Lyon, France: Although most psychosocial research into infertility is centred round the unhappiness it causes women, men suffer just as much, a scientist will tell the 23rd annual conference of the European Society of Human Reproduction and Embryology today (Wednesday 4 July). Ms Laura Peronace, from the School of Psychology, Cardiff University, Wales, UK, will say that, as compared to the use of formal counselling, the development of appropriate support networks for infertile patients is more likely to be used by couples and therefore lessen their unhappiness.
Ms Peronace and her team set out to see whether men with male factor infertility, for example through sperm deficiencies, suffer more than men where the couples infertility comes from the woman. There is a common belief that being unable to father a child is shameful and emasculating, she says, and it is thought that if the man is the source of the couples failure to conceive he is likely to suffer more emotionally than if the problem lies with the woman. However, she says, most studies have focused on men shortly after their infertility was diagnosed, and few have looked at their well-being during the course of treatment.
The scientists selected 256 men from the Copenhagen Multi-Centre Psychosocial Aspects of Infertility (COMPI) research programme. Most men were in the mid thirties, and had been married, on average, for almost 8 years. They had known that they were infertile for over 4 years, and the majority of couples had no children either together, or from previous relationships. Participants completed a series of questionnaires that included measures assessing physical health, support, and psychological and social stress. They completed the questionnaire before the start of treatment, and again after 12 months of treatment, only if their partners had not become pregnant during this time. The men were divided into four categories; unexplained infertility; female infert
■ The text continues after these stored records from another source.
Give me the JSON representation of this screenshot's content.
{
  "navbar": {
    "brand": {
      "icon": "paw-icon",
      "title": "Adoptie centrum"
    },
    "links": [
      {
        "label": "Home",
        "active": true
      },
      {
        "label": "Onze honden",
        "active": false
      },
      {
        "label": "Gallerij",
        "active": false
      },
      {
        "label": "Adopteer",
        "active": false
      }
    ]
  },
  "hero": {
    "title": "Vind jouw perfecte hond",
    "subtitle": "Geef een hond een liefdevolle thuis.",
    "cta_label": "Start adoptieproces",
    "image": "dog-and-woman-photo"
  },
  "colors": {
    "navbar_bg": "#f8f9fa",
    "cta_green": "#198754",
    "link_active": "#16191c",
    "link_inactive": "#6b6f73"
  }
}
Contact: Mary Rice
European Society for Human Reproduction and Embryology